Local nursing center earns high marks during inspection
A zero-deficiency survey is a rare thing.
But it's a good thing.
Last June, a month after Mike Bartholomees took over as administrator of Tonganoxie Nursing Center, the center's annual state survey showed 16 deficiencies.
Within a month those deficiencies had all been corrected, and last week, the nursing center learned the results of this year's survey zero deficiencies.
"This really is quite rare," Bartholomees said.
He said he'd been told by another nursing home administrator that the state just doesn't hand out zero deficiencies.
Mike Heideman, acting public information officer for Kansas Department of Health and Environment, agreed.
"It's not entirely unusual for us to note at least some lower-level deficiencies when we visit a facility," Heideman said. "We're quite pleased to see that Tonganoxie Nursing Facility had a deficiency-free survey."
Basically, Bartholomees said, the survey looks at the entire nursing center, including quality of care, how the facility handles any complaints or grievances, how the facility follows up on concerns from residents or their families and cleanliness.
The inspection also looks at compliance on paper, checking for documentation of residents' care.
"A zero-deficiency survey doesn't mean that the home is perfect, because there is no such thing in health care," Bartholomees said. "But what it means is there are systems in place to address any concerns or issues that come up."
On the other hand, he said the survey results indicated good patient care.
"It wouldn't be a zero-deficiency survey if quality care wasn't being delivered," he said.
The 15-year-old nursing center, which can handle 90 resident, currently is home to 74 people.
Residents range in age range from 34 to 100. The nursing center's annual charge for a semi-private room is $34,675.

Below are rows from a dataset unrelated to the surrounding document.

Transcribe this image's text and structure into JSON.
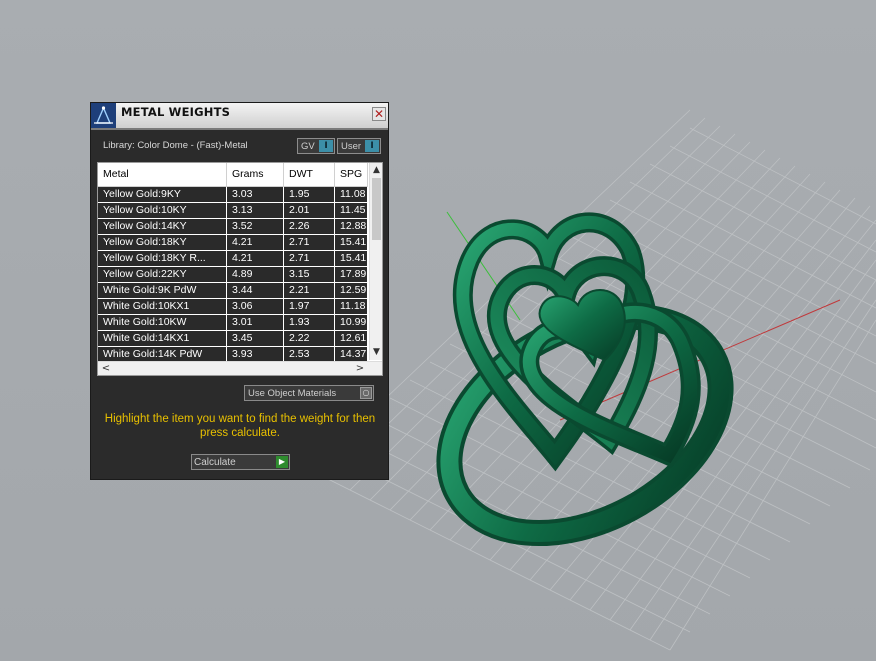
{
  "panel": {
    "title": "METAL WEIGHTS",
    "library_label": "Library: Color Dome - (Fast)-Metal",
    "gv_toggle_label": "GV",
    "user_toggle_label": "User",
    "use_materials_label": "Use Object Materials",
    "instructions": "Highlight the item you want to find the weight for then press calculate.",
    "calculate_label": "Calculate"
  },
  "table": {
    "columns": [
      "Metal",
      "Grams",
      "DWT",
      "SPG"
    ],
    "rows": [
      [
        "Yellow Gold:9KY",
        "3.03",
        "1.95",
        "11.08"
      ],
      [
        "Yellow Gold:10KY",
        "3.13",
        "2.01",
        "11.45"
      ],
      [
        "Yellow Gold:14KY",
        "3.52",
        "2.26",
        "12.88"
      ],
      [
        "Yellow Gold:18KY",
        "4.21",
        "2.71",
        "15.41"
      ],
      [
        "Yellow Gold:18KY R...",
        "4.21",
        "2.71",
        "15.41"
      ],
      [
        "Yellow Gold:22KY",
        "4.89",
        "3.15",
        "17.89"
      ],
      [
        "White Gold:9K PdW",
        "3.44",
        "2.21",
        "12.59"
      ],
      [
        "White Gold:10KX1",
        "3.06",
        "1.97",
        "11.18"
      ],
      [
        "White Gold:10KW",
        "3.01",
        "1.93",
        "10.99"
      ],
      [
        "White Gold:14KX1",
        "3.45",
        "2.22",
        "12.61"
      ],
      [
        "White Gold:14K PdW",
        "3.93",
        "2.53",
        "14.37"
      ]
    ]
  },
  "colors": {
    "viewport_bg": "#a8acb0",
    "ring_color": "#0e6b45",
    "instructions_color": "#e8c000"
  }
}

Bartholomees said the local nursing center, which is owned by Beverly Health and Rehab, Fort Smith, Ark., may later this year renovate part of the building into a 24-bed Alzheimer's unit.
Bartholomees credited the nursing center's 70 full- and part-time employees for the success of the state inspection.
"The turnover ration nationally in this business is around 120 percent," he said. "Our turnover ratio so far this year is around 6 or 7 percent, so we're looking at maybe a 30 percent turnover rate for the year."